Residual bloodspots are essential for QA purposes for NBS programs but also can be used for a broad range of biomedical research. However, given the limited information readily available to parents about NBS and bloodspot retention and use, it is not surprising that this practice has become controversial. Lay advocates in both Minnesota and Texas characterize the practice in alarmist terms, including the sale of infant t-shirts exclaiming “Help!!! The Govt Has My DNA.”17
Both states have been involved in litigation over this issue, and many states are concerned about public backlash against NBS programs in general.
A number of professional organizations have commented on the retention of DBS. The American Academy of Pediatrics Task Force issued a detailed set of recommendations in 2001.1
The task force recommended that research with unlinked specimens (not individually identifiable) was appropriate when consistent with the goals of NBS programs and that parents should be informed that residual specimens might be used for QA or epidemiologic research. Furthermore, they recommended that research with identifiable specimens should be conducted with parental permission and only when the DBS are the optimal resource for the proposed research. The Institute of Medicine organized a roundtable discussion in 2010 that highlighted many of the benefits and complexities of QA and research with retained DBS, and speakers emphasized the need for better communication and collaboration with parents to maintain trust in these public health programs.8
The Secretary’s Advisory Committee on Heritable Diseases in Newborns and Children issued a briefing paper in 2010 addressing policy issues in the retention and use of DBS.9
They recommended the development of well-defined strategies and policies, including the promotion of education for parents and health professionals. Both the American College of Medical Genetics and the Association of Public Health Laboratories have issued statements on this topic that emphasize the value of the specimens and the need for new policies to protect the privacy and confidentiality of families.18,19
Research using DBS is generally conducted with de-identified specimens, and we have not identified any reports of harm or breaches of privacy from projects using DBS. Beyond the NBS context, use of residual clinical biospecimens is a common practice in biomedical research.20
Although the ethical and regulatory issues in biobanking have been a topic of active discussion, there has been little public controversy over these practices. Public sensitivities may be heightened in the NBS context due to the lack of parental consent or adequate education for the clinical service, the acquisition of specimens from a vulnerable population, a direct role of state government, and the perception that genetic research poses special risks.
A significant concern in the pediatric and public health communities is that greater public awareness of the retention and use of residual specimens will impair the efficacy of NBS.21
The worry is that parents will refuse NBS because of concerns over DBS retention and use. Our results demonstrate a high level of support for NBS in general and are consistent with other recent results in the field.22,23

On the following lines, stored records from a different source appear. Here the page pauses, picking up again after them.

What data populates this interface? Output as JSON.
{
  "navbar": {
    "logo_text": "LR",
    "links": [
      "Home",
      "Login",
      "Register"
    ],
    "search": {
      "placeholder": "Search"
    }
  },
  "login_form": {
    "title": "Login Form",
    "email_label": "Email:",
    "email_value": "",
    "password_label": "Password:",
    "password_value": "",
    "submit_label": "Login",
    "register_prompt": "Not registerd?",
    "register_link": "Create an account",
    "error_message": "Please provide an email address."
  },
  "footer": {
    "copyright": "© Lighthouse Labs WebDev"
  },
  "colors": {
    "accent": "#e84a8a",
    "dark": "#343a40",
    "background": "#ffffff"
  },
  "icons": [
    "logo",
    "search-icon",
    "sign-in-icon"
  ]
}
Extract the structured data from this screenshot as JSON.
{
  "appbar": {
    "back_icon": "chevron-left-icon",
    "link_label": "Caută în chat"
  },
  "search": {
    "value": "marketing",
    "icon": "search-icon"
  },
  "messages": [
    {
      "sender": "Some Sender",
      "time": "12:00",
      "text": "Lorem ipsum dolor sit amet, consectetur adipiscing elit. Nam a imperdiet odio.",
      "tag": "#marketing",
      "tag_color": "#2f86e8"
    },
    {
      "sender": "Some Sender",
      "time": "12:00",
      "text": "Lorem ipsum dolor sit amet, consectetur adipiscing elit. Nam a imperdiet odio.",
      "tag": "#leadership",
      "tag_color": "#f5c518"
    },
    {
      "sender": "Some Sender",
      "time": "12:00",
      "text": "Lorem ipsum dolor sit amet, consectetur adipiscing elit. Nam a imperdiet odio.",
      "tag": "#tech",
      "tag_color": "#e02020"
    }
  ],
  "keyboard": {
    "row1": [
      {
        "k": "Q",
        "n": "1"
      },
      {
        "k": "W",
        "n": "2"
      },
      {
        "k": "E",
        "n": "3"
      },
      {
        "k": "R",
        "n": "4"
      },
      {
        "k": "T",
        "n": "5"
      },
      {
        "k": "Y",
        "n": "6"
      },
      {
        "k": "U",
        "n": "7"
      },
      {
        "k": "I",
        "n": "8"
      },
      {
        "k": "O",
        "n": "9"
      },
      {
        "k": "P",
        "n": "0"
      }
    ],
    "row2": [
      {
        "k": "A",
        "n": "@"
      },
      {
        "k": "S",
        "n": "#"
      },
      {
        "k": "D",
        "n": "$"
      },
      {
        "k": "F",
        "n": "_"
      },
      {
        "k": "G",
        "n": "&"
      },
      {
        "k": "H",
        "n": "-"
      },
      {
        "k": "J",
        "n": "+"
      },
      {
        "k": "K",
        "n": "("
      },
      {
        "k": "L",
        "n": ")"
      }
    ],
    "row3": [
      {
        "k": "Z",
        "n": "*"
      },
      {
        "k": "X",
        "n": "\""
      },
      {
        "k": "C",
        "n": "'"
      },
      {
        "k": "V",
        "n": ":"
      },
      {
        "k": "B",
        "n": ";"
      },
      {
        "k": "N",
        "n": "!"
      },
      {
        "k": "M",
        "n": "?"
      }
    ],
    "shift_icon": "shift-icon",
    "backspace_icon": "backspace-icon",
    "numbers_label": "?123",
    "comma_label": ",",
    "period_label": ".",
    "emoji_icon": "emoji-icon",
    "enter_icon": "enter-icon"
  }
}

Furthermore, we found that support for NBS was enhanced through more in-depth education on the issues. Therefore, our results do not suggest that there is a major conflict between education about NBS and support for NBS generally or sample retention and use specifically.
However, our results also demonstrate that there is a substantial minority of individuals who are highly concerned about this practice. The recent legal cases illustrate that vocal citizens with strongly held opinions can have significant impacts on program policy and function. The litigants in these cases are primarily demanding a parental permission process. We found that despite an evenly divided set of opinions about parental permission for NBS clinical services, a majority of our participants (62%) support an opt-in approach to DBS retention and use. The focus group discussions clearly demonstrated that participants support NBS and DBS retention and use but that they want more information about both and a choice over the latter. Our results are consistent with those of Tarini et al24
in this regard. It is notable that the American Academy of Pediatrics, the Institute of Medicine, and the Secretary’s Advisory Committee on Heritable Diseases in Newborns and Children statements advocate more education and public transparency relevant to this practice and so appear consistent with our measure of public expectations.
We found that the single most consistent independent variable associated with support for DBS use was viewing the educational movie. Despite the strong statistical significance of the association between viewing the movie and support for DBS use, the magnitude of this effect (β) was modest in practical terms. Other variables associated with more support on these particular questions include female gender, survey method, higher education, older age, and being the mother of a young child. These variables also had modest effects. Variables such as race, ethnicity, income, parenthood, and geographic location had no meaningful effect on responses to most questions.
A weakness of the study is that we received approval from only 1 state, Utah, to conduct the PRAMS-like survey, raising uncertainty about the generalizability of data from this important group. Another weakness is a dependence on the movie and the written information in the survey for educating the general public about a complex, unfamiliar topic.